What needs to be done | Output each entry verbatim and exclude every picture from it.

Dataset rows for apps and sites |
┄┄┄┄┄┄┄┄┄┄┄┄┄┄┄┄┄┄┄┄

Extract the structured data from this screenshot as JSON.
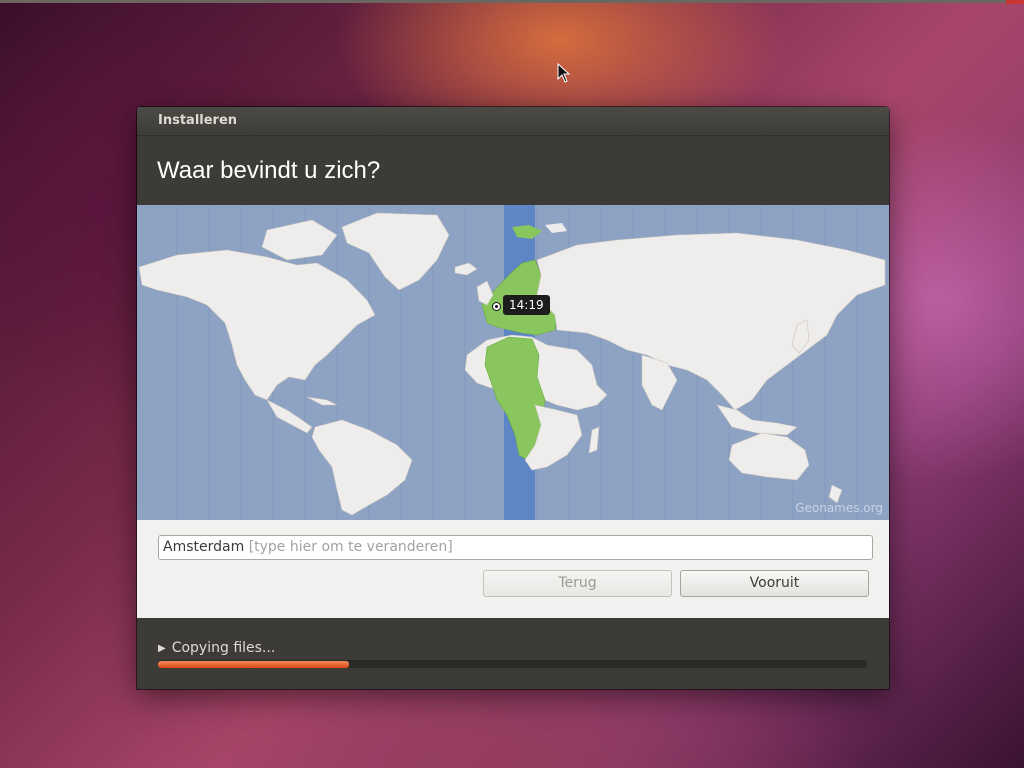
{
  "window": {
    "title": "Installeren"
  },
  "page": {
    "heading": "Waar bevindt u zich?"
  },
  "map": {
    "time_label": "14:19",
    "attribution": "Geonames.org"
  },
  "location": {
    "value": "Amsterdam",
    "placeholder": "[type hier om te veranderen]"
  },
  "buttons": {
    "back_label": "Terug",
    "forward_label": "Vooruit"
  },
  "progress": {
    "label": "Copying files...",
    "fraction": 0.27
  },
  "colors": {
    "ocean": "#8ea3c4",
    "land": "#efedeb",
    "timezone_land": "#89c65e",
    "timezone_band": "#5d86c7",
    "progress": "#dd4814"
  }
}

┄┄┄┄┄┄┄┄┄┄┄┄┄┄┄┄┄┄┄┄

Response to the exercise |
Extract the structured data from this screenshot as JSON.
{
  "window": {
    "title": "Installeren"
  },
  "page": {
    "heading": "Waar bevindt u zich?"
  },
  "map": {
    "time_label": "14:19",
    "attribution": "Geonames.org"
  },
  "location": {
    "value": "Amsterdam",
    "placeholder": "[type hier om te veranderen]"
  },
  "buttons": {
    "back_label": "Terug",
    "forward_label": "Vooruit"
  },
  "progress": {
    "label": "Copying files...",
    "fraction": 0.27
  },
  "colors": {
    "ocean": "#8ea3c4",
    "land": "#efedeb",
    "timezone_land": "#89c65e",
    "timezone_band": "#5d86c7",
    "progress": "#dd4814"
  }
}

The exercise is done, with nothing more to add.